“Let the high court decide the merit of the case in appeals against your conviction and sentence,” it said.
Sibal contended, “What is the danger if I am released on bail? I have served 24 months in jail”.
The bench then said: “Going by your statement, the 24 months in jail is nothing in comparison to 14 years jail term,” and added, “there is no danger except that you are convicted”.
Terming the mood of the court to be unfortunate, Sibal again asked the reason as to why he was not being granted the relief.
The bench replied, “Why? Because you are a convicted man. Sorry, we don’t think we will release you on bail. The Special Leave Petition (appeal) stands dismissed”.
Lalu not so miserable after all
The CBI had yesterday vehemently opposed in the apex court the bail plea of Yadav, saying the ailing leader suddenly claimed to be “fully fit” to undertake political activities in the upcoming Lok Sabha polls.
Yadav, who has been in the hospital instead of jail for over eight months, had sought bail on medical grounds and for campaigning for his party simultaneously, the CBI had said while arguing that granting of bail to him would set “very wrong precedent” in cases involving “serious corruption in high offices”.
Accusing Yadav of undertaking political activities from a hospital in Ranchi, the probe agency had said: “Simultaneous raising of pleas for bail on medical grounds and bail to guide the party and to carry out all essential responsibilities as a party president in ensuing Lok Sabha election are mutually contradictory and manifests that in the garb of bail on medical ground the petitioner, in essence, wants to pursue his political activities which is impermissible in law.”

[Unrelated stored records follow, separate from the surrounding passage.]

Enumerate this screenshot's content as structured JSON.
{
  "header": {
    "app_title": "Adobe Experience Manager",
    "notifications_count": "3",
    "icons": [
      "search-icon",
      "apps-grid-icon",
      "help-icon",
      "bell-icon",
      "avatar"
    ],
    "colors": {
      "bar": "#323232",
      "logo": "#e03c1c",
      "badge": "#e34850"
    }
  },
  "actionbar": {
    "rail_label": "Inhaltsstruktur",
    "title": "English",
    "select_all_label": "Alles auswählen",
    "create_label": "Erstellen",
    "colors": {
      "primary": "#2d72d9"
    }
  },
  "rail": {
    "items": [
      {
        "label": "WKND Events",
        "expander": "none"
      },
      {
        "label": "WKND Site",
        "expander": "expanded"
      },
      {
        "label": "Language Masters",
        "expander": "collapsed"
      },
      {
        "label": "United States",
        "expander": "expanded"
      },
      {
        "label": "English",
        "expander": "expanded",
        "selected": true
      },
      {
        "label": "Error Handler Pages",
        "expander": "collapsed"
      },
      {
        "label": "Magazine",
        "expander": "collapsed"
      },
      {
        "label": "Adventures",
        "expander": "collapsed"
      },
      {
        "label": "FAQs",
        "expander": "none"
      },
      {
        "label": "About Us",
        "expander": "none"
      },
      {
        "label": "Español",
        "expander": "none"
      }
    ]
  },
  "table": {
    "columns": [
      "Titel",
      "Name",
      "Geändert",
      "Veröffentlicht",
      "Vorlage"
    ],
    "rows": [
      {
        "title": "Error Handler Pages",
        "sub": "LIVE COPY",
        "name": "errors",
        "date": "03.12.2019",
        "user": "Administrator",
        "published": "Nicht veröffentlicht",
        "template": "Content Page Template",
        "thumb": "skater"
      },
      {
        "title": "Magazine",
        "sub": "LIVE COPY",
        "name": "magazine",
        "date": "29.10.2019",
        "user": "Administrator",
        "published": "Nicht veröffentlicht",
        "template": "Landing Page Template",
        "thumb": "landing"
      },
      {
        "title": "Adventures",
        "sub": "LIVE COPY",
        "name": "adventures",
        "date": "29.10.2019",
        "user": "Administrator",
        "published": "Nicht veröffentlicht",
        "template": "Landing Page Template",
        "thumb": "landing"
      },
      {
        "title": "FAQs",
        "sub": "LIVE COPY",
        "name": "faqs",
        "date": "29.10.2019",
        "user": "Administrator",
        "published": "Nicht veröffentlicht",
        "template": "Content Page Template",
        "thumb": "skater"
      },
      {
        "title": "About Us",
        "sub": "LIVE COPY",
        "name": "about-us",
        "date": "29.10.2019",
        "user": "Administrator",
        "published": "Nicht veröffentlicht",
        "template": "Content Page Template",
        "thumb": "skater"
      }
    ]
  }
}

The agency, in its response filed to Yadav’s bail plea, had referred to the high-profile political leaders who have visited him in the hospital in last few months including Ahmed Patel, D Raja, Derek O’ Brien, Sharad Yadav and Hemant Soren.
The convicted person occupied the constitutional office of the chief minister of one of the largest States in the country and has been held guilty of “misappropriation of Rs 75.48 crores in four fodder scam cases” and is still undergoing trial in two cases for misappropriation of Rs 139.45 crore, it had said, adding Yadav may influence the trial in the two pending cases.
The RJD chief, lodged in the Birsa Munda Central Jail in Ranchi, had challenged the 10 January verdict of the Jharkhand High Court dismissing his bail plea.
Fodder scam cases so far
The four cases in which Yadav has been convicted are related to the over-Rs 900-crore fodder scam, which pertains to fraudulent withdrawal of money from the treasuries in the Animal Husbandry department in the early 1990s when Jharkhand was part of Bihar.
The RJD was in power in Bihar with Yadav as the chief minister when the scam had allegedly taken place.
In the high court, the RJD supremo cited old age and poor health for grant of bail. Yadav (71) said he was suffering from diabetes, blood pressure and other ailments and that he had already obtained bail in one of the fodder scam cases.
He has been convicted for fraudulent withdrawal of money from the Deoghar, Dumka and two Chaibasa treasuries situated in Jharkhand.
He is currently facing trial in two another fodder scam case pertaining to fraudulent withdrawal of funds to the tune of over Rs 130 crore from the Doranda treasury and has been undergoing treatment at the Rajendra Institute of Medical Sciences (RIMS) at Ranchi for the last few months.